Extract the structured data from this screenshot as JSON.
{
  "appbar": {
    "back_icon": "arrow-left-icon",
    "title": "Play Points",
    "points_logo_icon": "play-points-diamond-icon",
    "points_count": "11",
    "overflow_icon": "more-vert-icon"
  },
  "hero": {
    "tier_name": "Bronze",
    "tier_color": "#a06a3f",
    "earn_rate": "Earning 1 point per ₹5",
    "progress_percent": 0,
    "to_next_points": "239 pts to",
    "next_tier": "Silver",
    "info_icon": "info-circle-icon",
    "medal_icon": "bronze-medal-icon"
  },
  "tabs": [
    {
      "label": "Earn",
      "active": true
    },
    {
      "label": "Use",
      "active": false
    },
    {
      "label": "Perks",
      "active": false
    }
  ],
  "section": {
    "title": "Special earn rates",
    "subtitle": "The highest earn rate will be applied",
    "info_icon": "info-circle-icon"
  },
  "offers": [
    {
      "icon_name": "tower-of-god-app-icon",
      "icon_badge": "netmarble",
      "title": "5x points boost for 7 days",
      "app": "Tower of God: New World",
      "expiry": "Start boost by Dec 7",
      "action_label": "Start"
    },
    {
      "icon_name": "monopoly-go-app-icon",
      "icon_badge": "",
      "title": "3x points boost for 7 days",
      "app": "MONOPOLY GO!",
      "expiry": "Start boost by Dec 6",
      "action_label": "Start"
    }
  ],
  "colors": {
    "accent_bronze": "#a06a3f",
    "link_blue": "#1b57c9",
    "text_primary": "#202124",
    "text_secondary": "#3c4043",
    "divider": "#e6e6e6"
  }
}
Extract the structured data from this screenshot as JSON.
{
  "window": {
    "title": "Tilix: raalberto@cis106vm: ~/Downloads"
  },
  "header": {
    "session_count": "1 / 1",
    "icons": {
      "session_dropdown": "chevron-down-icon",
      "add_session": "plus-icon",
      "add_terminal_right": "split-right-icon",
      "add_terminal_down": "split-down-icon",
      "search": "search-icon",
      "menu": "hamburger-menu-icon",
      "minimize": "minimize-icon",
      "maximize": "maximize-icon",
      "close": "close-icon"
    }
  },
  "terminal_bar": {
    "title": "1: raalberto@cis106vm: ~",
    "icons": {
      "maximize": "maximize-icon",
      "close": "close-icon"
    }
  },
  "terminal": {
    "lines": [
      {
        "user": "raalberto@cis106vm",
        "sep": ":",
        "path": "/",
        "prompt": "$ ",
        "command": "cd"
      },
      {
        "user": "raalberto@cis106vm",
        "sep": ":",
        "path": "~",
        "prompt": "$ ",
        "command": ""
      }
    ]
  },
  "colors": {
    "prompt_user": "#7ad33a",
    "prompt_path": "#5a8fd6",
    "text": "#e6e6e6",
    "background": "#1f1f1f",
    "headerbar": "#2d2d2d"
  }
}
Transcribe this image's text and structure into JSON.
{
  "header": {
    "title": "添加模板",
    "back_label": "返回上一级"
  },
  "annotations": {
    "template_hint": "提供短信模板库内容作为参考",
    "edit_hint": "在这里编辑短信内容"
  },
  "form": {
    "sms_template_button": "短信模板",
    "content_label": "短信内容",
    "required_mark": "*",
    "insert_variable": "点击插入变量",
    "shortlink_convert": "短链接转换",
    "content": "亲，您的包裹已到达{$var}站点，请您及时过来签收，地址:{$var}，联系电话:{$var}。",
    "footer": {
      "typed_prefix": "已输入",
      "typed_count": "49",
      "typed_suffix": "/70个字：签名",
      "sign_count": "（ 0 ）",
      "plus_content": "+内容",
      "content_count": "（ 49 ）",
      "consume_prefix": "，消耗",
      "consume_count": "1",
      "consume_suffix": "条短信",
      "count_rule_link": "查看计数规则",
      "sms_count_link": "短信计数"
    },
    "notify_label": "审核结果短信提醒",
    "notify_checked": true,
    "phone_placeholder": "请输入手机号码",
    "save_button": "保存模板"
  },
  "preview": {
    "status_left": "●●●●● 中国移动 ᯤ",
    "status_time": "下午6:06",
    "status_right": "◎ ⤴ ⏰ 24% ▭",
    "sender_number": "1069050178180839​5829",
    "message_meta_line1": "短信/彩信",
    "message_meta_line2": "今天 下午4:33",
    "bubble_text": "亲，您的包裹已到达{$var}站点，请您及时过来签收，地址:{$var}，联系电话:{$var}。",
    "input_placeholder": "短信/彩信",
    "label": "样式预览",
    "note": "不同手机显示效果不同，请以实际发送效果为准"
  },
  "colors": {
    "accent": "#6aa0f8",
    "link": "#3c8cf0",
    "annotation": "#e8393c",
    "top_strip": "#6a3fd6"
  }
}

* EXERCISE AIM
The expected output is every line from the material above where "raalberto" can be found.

* COMPLETED EXERCISE
    "title": "Tilix: raalberto@cis106vm: ~/Downloads"
    "title": "1: raalberto@cis106vm: ~",
        "user": "raalberto@cis106vm",
        "user": "raalberto@cis106vm",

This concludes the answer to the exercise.